In some cases however, fentanyl abuse doesn’t start with a prescription – or at least not the individual’s own prescription. The Partnership for Drug-Free Kids states 28 percent of individuals who abused prescription pain relievers in one study reported getting them from friends, family, a dealer, or online.
People who abuse fentanyl often exhibit odd behaviors and have an unkempt appearance that is telltale of their habit. Other than a disheveled image, individuals who abuse this drug may:
Over time, people who abuse fentanyl can end up paying a steep price for it. Sometimes, fentanyl abuse is even fatal. According to the Centers for Disease Control and Prevention, nine people out of every 100,000 died of an overdose of opioid painkillers in 2014. Even those who escape the clutches of overdose are likely to find themselves with an impaired immune system, financial troubles, unemployment issues, or loneliness due to estranged friends and family members. Adults who used opioids in 2010 were more likely to be unemployed than the same demographic in 2000, per the journal of Regional Anesthesia and Pain Medicine.

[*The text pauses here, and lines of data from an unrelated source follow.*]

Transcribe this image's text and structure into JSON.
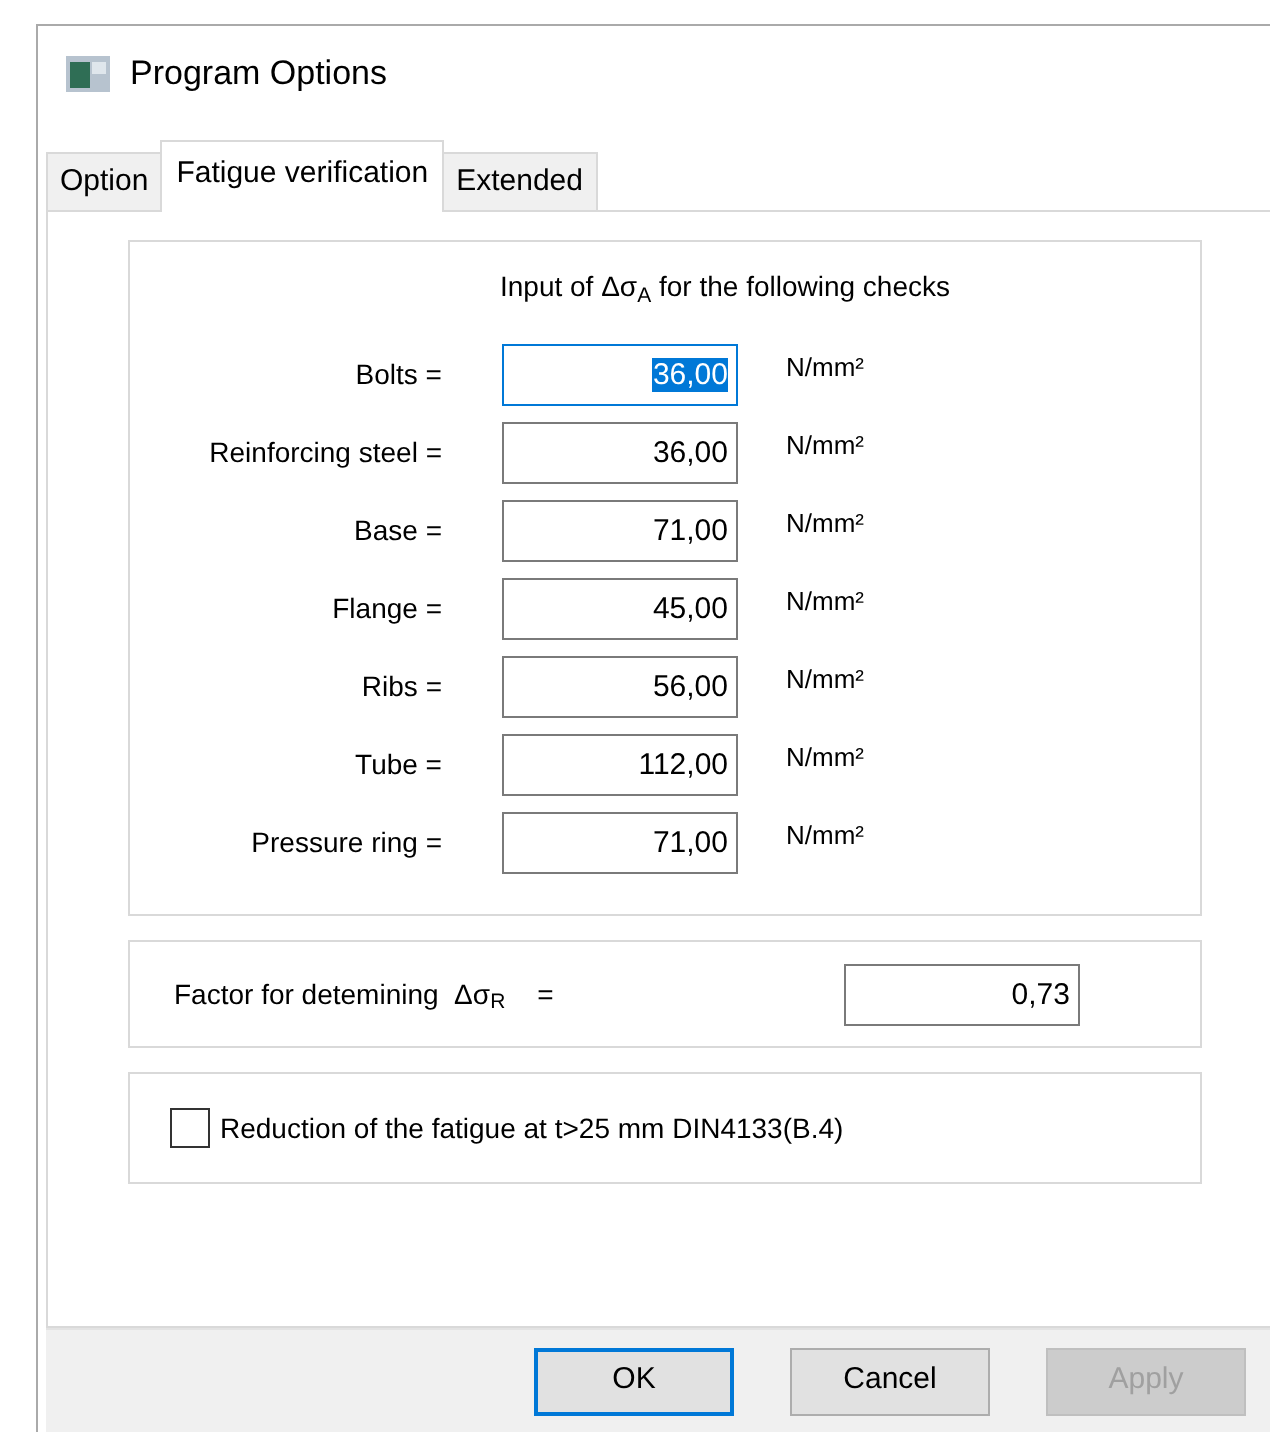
{
  "window": {
    "title": "Program Options"
  },
  "tabs": [
    {
      "label": "Option",
      "selected": false
    },
    {
      "label": "Fatigue verification",
      "selected": true
    },
    {
      "label": "Extended",
      "selected": false
    }
  ],
  "input_group": {
    "heading": "Input of Δσ$_{A}$ for the following checks",
    "fields": [
      {
        "label": "Bolts =",
        "value": "36,00",
        "unit": "N/mm²",
        "focused": true
      },
      {
        "label": "Reinforcing steel =",
        "value": "36,00",
        "unit": "N/mm²",
        "focused": false
      },
      {
        "label": "Base =",
        "value": "71,00",
        "unit": "N/mm²",
        "focused": false
      },
      {
        "label": "Flange =",
        "value": "45,00",
        "unit": "N/mm²",
        "focused": false
      },
      {
        "label": "Ribs =",
        "value": "56,00",
        "unit": "N/mm²",
        "focused": false
      },
      {
        "label": "Tube =",
        "value": "112,00",
        "unit": "N/mm²",
        "focused": false
      },
      {
        "label": "Pressure ring =",
        "value": "71,00",
        "unit": "N/mm²",
        "focused": false
      }
    ]
  },
  "factor": {
    "label": "Factor for detemining  Δσ$_{R}$",
    "equals": "=",
    "value": "0,73"
  },
  "reduction": {
    "label": "Reduction of the fatigue at t>25 mm DIN4133(B.4)",
    "checked": false
  },
  "buttons": [
    {
      "label": "OK",
      "default": true,
      "disabled": false
    },
    {
      "label": "Cancel",
      "default": false,
      "disabled": false
    },
    {
      "label": "Apply",
      "default": false,
      "disabled": true
    }
  ]
}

Additional side effects of fentanyl abuse include:
Fentanyl is a little different from the other opioids of its class. For pharmaceutical use, fentanyl is typically administered via an IV, oral pill, or dissolvable film. All of these methods can be abused easily though.
Injection drug use is prevalent among people who abuse opioids. Those who opt for fentanyl in lieu of heroin may have the supplies ready to go and prefer the instantaneous high that comes with injecting the substance. Of course, this method of abuse also comes with some of the greatest risks. The International HIV and AIDS Alliance states that one in 10 new infections of HIV is attributed to injection drug use.
Abusing tablets is more common. Some people abuse the tablets by taking too many or combining them with other substances, such as alcohol. Others crush the tablets and snort the resulting substance.
Fentanyl also comes in patches. People who abuse these pain patches may apply several at once. The FDA has issued a warning that even patients with prescriptions for fentanyl pain patches need to explicitly follow the instructions to reduce the risk of a fatal overdose, per WebMD. It’s also a lot easier to hide patches on the body.
The fentanyl lollipop is one of the most dangerous forms of fentanyl that can be abused. In professional medical settings, the lollipop is generally used to treat cancer patients suffering from breakthrough pain that other opioid painkillers cannot control. In the drug abuse community, these lollipops are enjoyed like candy, and they can lead to overdose and death.